By 2016, the process had become more regular, but the system was in danger of being overwhelmed by all the vulnerabilities being found in various systems and applications. Cashdollar says it reached a point where researchers were noticing the delay in getting CVEs assigned and published.  

Around this time, Cashdollar started conversations with Kurt Seifried of RedHat about options -- conversations that led to Seifried developing Distributed Weakness Filings (DWF), an open source version of the CVE. The DWF ultimately worked in cooperation with Mitre to become a Certified Numbering Authority (CNA), issuing CVEs on open-source projects within the overall CVE system.

Cashdollar also received an invitation to talk about CVEs with Mitre. When he went to their campus, "They were fleshing out the becoming a CNA so you could actually become your own CVE assigner," he says, "where they would give you a block of CVEs and you would be able to assign CVEs to your own vulnerabilities on this block that they had preassigned or dedicated to you."

During the meeting, "They told me, we're going to make you the first researcher certified numbering authority for Mitre and we're going to see how this goes. You're going to be our guinea pig. And I'm like, OK, that sounds like fun," he says.

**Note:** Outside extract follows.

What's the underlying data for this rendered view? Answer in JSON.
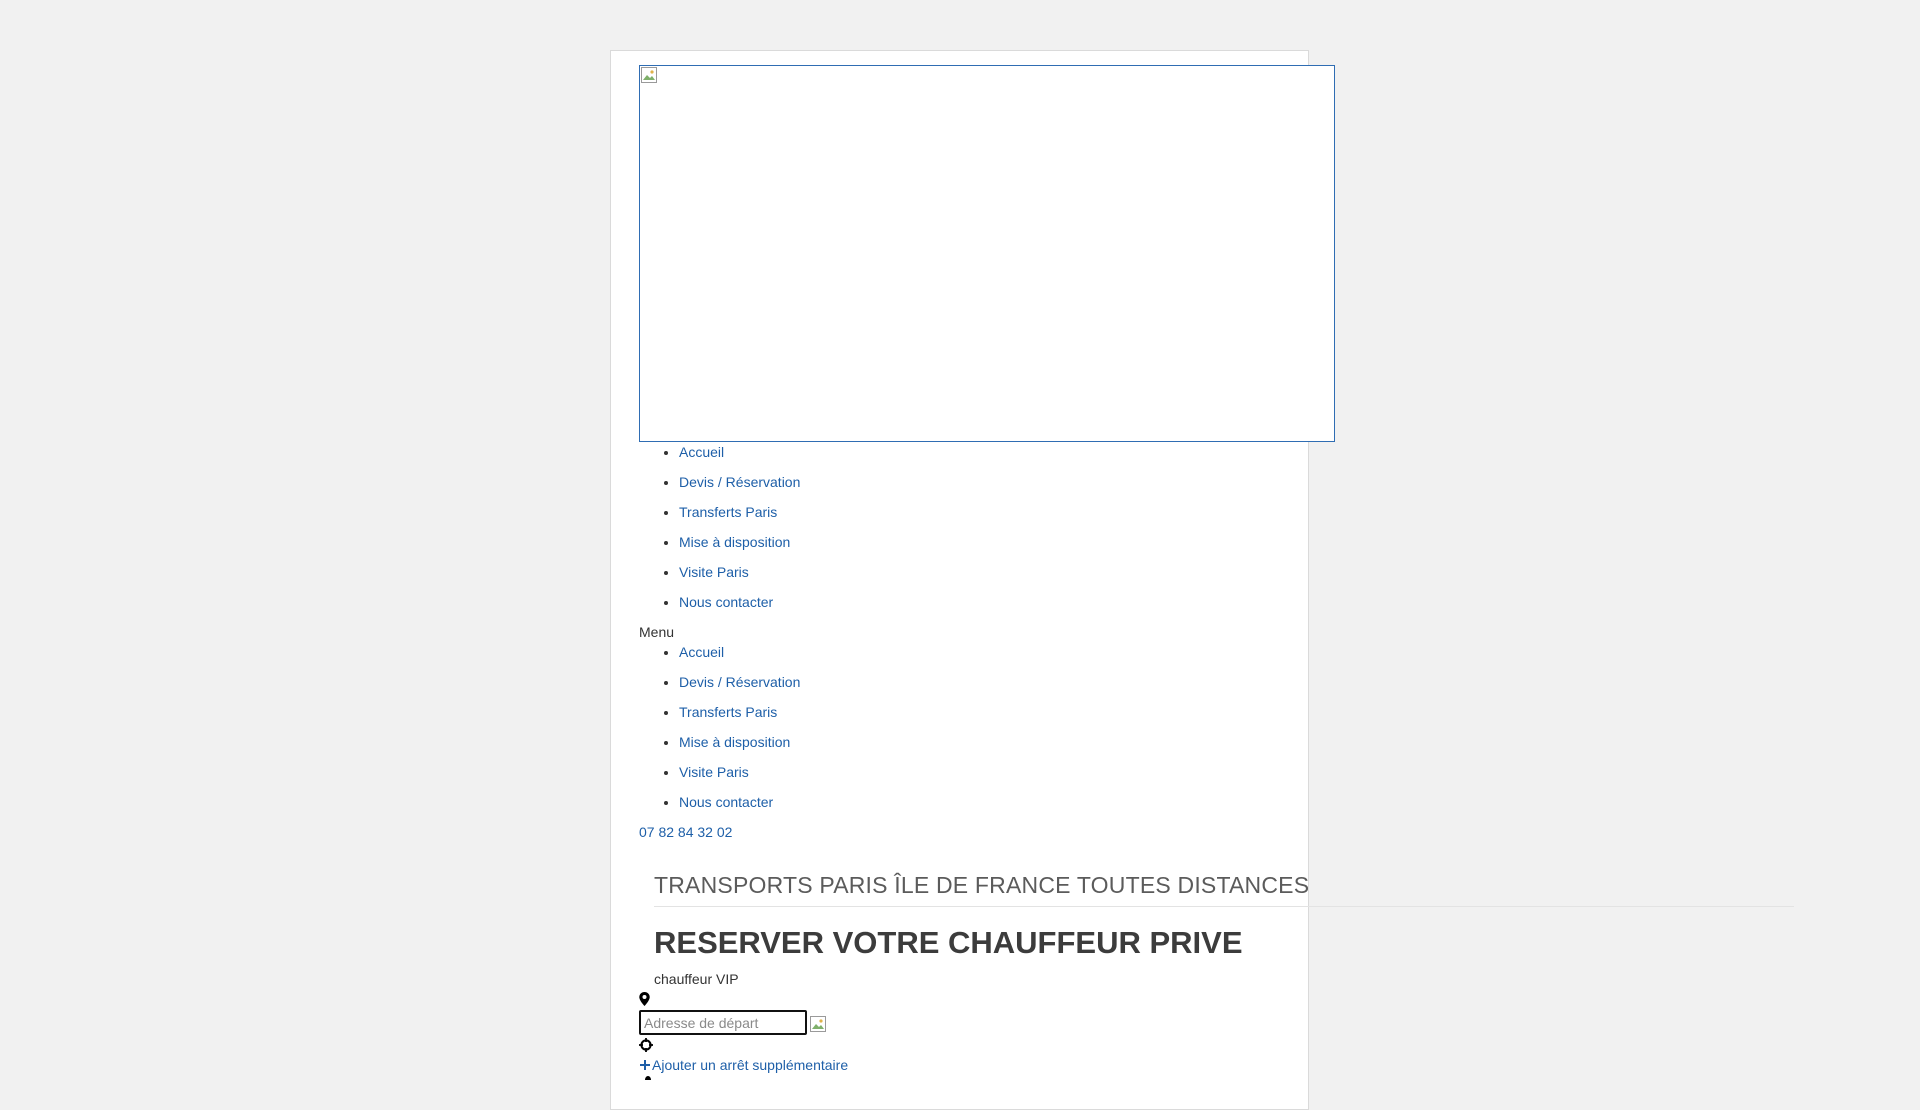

Today, there are 161 CNAs, of which 127 are vendors and project, and 22 are researchers. Scrolling through Mitre's list of CNAs, Cashdollar is the only individual to be found. He has approximately 305 CVEs to his credit -- "approximately" because there are vulnerabilities currently awaiting CVEs to be assigned by vendors.

As for whether he still gets the same thrill from seeing a new CVE added to his list, Cashdollar says, "I guess it depends on what application I'm breaking."

Simple authentication vulnerabilities in WordPress plugins that can be exploited with a CURL command carry low excitement for him. But "The old school stuff is more fun to me. If I find something like a /temp race condition vulnerability in Solaris 11, I'll end up, you know, writing a C exploit to watch the files and then create a simlink to scshadow and then try to change the password. And I'll just write a much better exploit for something that's unique because it's still a lot of fun for me."